**TASK ITEM**
Down to the last line, repeat the records exactly.

**RECORDS TO USE**
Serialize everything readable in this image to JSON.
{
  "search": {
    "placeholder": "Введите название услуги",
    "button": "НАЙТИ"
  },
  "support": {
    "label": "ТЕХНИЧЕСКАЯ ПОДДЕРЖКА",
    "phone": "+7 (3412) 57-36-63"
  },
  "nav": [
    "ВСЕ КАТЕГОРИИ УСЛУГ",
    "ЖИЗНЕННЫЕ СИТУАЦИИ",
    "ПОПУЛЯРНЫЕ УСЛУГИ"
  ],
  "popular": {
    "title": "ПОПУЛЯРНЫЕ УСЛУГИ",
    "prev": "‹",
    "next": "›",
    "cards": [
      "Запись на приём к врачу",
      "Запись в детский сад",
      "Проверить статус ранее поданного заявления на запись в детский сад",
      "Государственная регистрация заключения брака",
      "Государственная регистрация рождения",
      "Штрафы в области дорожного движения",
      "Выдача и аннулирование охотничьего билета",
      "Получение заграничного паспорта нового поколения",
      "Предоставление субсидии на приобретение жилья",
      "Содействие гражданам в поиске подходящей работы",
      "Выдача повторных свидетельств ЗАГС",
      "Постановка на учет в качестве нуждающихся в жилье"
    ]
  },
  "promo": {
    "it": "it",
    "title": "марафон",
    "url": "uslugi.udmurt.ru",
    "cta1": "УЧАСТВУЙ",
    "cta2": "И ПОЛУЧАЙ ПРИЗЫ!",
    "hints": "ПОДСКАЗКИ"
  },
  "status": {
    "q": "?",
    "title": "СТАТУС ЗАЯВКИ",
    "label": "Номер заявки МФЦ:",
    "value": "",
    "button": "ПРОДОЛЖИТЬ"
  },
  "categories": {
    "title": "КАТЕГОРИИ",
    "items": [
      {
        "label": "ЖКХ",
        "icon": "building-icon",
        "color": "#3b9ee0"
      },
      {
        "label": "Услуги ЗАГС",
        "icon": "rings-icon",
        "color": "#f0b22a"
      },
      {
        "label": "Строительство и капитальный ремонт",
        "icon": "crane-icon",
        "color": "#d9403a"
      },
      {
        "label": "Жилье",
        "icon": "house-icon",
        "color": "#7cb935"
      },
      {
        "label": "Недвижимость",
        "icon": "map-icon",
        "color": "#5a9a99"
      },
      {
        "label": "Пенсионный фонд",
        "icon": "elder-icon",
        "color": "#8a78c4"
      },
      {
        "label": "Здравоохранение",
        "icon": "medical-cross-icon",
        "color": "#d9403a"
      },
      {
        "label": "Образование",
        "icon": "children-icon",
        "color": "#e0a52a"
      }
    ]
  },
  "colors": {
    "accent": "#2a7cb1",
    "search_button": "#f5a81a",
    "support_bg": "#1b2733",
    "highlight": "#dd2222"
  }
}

**RESPONSE TO THIS EXERCISE**
Serialize everything readable in this image to JSON.
{
  "search": {
    "placeholder": "Введите название услуги",
    "button": "НАЙТИ"
  },
  "support": {
    "label": "ТЕХНИЧЕСКАЯ ПОДДЕРЖКА",
    "phone": "+7 (3412) 57-36-63"
  },
  "nav": [
    "ВСЕ КАТЕГОРИИ УСЛУГ",
    "ЖИЗНЕННЫЕ СИТУАЦИИ",
    "ПОПУЛЯРНЫЕ УСЛУГИ"
  ],
  "popular": {
    "title": "ПОПУЛЯРНЫЕ УСЛУГИ",
    "prev": "‹",
    "next": "›",
    "cards": [
      "Запись на приём к врачу",
      "Запись в детский сад",
      "Проверить статус ранее поданного заявления на запись в детский сад",
      "Государственная регистрация заключения брака",
      "Государственная регистрация рождения",
      "Штрафы в области дорожного движения",
      "Выдача и аннулирование охотничьего билета",
      "Получение заграничного паспорта нового поколения",
      "Предоставление субсидии на приобретение жилья",
      "Содействие гражданам в поиске подходящей работы",
      "Выдача повторных свидетельств ЗАГС",
      "Постановка на учет в качестве нуждающихся в жилье"
    ]
  },
  "promo": {
    "it": "it",
    "title": "марафон",
    "url": "uslugi.udmurt.ru",
    "cta1": "УЧАСТВУЙ",
    "cta2": "И ПОЛУЧАЙ ПРИЗЫ!",
    "hints": "ПОДСКАЗКИ"
  },
  "status": {
    "q": "?",
    "title": "СТАТУС ЗАЯВКИ",
    "label": "Номер заявки МФЦ:",
    "value": "",
    "button": "ПРОДОЛЖИТЬ"
  },
  "categories": {
    "title": "КАТЕГОРИИ",
    "items": [
      {
        "label": "ЖКХ",
        "icon": "building-icon",
        "color": "#3b9ee0"
      },
      {
        "label": "Услуги ЗАГС",
        "icon": "rings-icon",
        "color": "#f0b22a"
      },
      {
        "label": "Строительство и капитальный ремонт",
        "icon": "crane-icon",
        "color": "#d9403a"
      },
      {
        "label": "Жилье",
        "icon": "house-icon",
        "color": "#7cb935"
      },
      {
        "label": "Недвижимость",
        "icon": "map-icon",
        "color": "#5a9a99"
      },
      {
        "label": "Пенсионный фонд",
        "icon": "elder-icon",
        "color": "#8a78c4"
      },
      {
        "label": "Здравоохранение",
        "icon": "medical-cross-icon",
        "color": "#d9403a"
      },
      {
        "label": "Образование",
        "icon": "children-icon",
        "color": "#e0a52a"
      }
    ]
  },
  "colors": {
    "accent": "#2a7cb1",
    "search_button": "#f5a81a",
    "support_bg": "#1b2733",
    "highlight": "#dd2222"
  }
}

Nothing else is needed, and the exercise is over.